- Opening Delimiter -
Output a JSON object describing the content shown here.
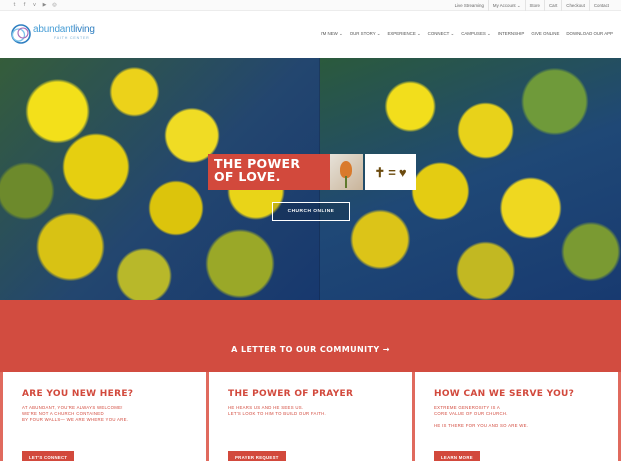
{
  "social": {
    "icons": [
      {
        "name": "twitter-icon",
        "glyph": "t"
      },
      {
        "name": "facebook-icon",
        "glyph": "f"
      },
      {
        "name": "vimeo-icon",
        "glyph": "v"
      },
      {
        "name": "youtube-icon",
        "glyph": "▶"
      },
      {
        "name": "instagram-icon",
        "glyph": "◎"
      }
    ]
  },
  "utility": {
    "links": [
      "Live Streaming",
      "My Account ⌄",
      "Store",
      "Cart",
      "Checkout",
      "Contact"
    ]
  },
  "logo": {
    "word1": "abundant",
    "word2": "living",
    "sub": "FAITH CENTER"
  },
  "nav": {
    "items": [
      "I'M NEW ⌄",
      "OUR STORY ⌄",
      "EXPERIENCE ⌄",
      "CONNECT ⌄",
      "CAMPUSES ⌄",
      "INTERNSHIP",
      "GIVE ONLINE",
      "DOWNLOAD OUR APP"
    ]
  },
  "hero": {
    "line1": "THE POWER",
    "line2": "OF LOVE.",
    "equation": {
      "left": "✝",
      "eq": "=",
      "right": "♥"
    },
    "button": "CHURCH ONLINE"
  },
  "community": {
    "link": "A LETTER TO OUR COMMUNITY →"
  },
  "cards": [
    {
      "title": "ARE YOU NEW HERE?",
      "lines": [
        "AT ABUNDANT, YOU'RE ALWAYS WELCOME!",
        "WE'RE NOT A CHURCH CONTAINED",
        "BY FOUR WALLS— WE ARE WHERE YOU ARE."
      ],
      "button": "LET'S CONNECT"
    },
    {
      "title": "THE POWER OF PRAYER",
      "lines": [
        "HE HEARS US AND HE SEES US.",
        "LET'S LOOK TO HIM TO BUILD OUR FAITH."
      ],
      "button": "PRAYER REQUEST"
    },
    {
      "title": "HOW CAN WE SERVE YOU?",
      "lines": [
        "EXTREME GENEROSITY IS A",
        "CORE VALUE OF OUR CHURCH.",
        "",
        "HE IS THERE FOR YOU AND SO ARE WE."
      ],
      "button": "LEARN MORE"
    }
  ],
  "colors": {
    "accent_red": "#d2493c",
    "logo_blue": "#4a9fd6"
  }
}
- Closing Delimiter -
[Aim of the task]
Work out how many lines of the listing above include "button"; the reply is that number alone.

[Response area]
4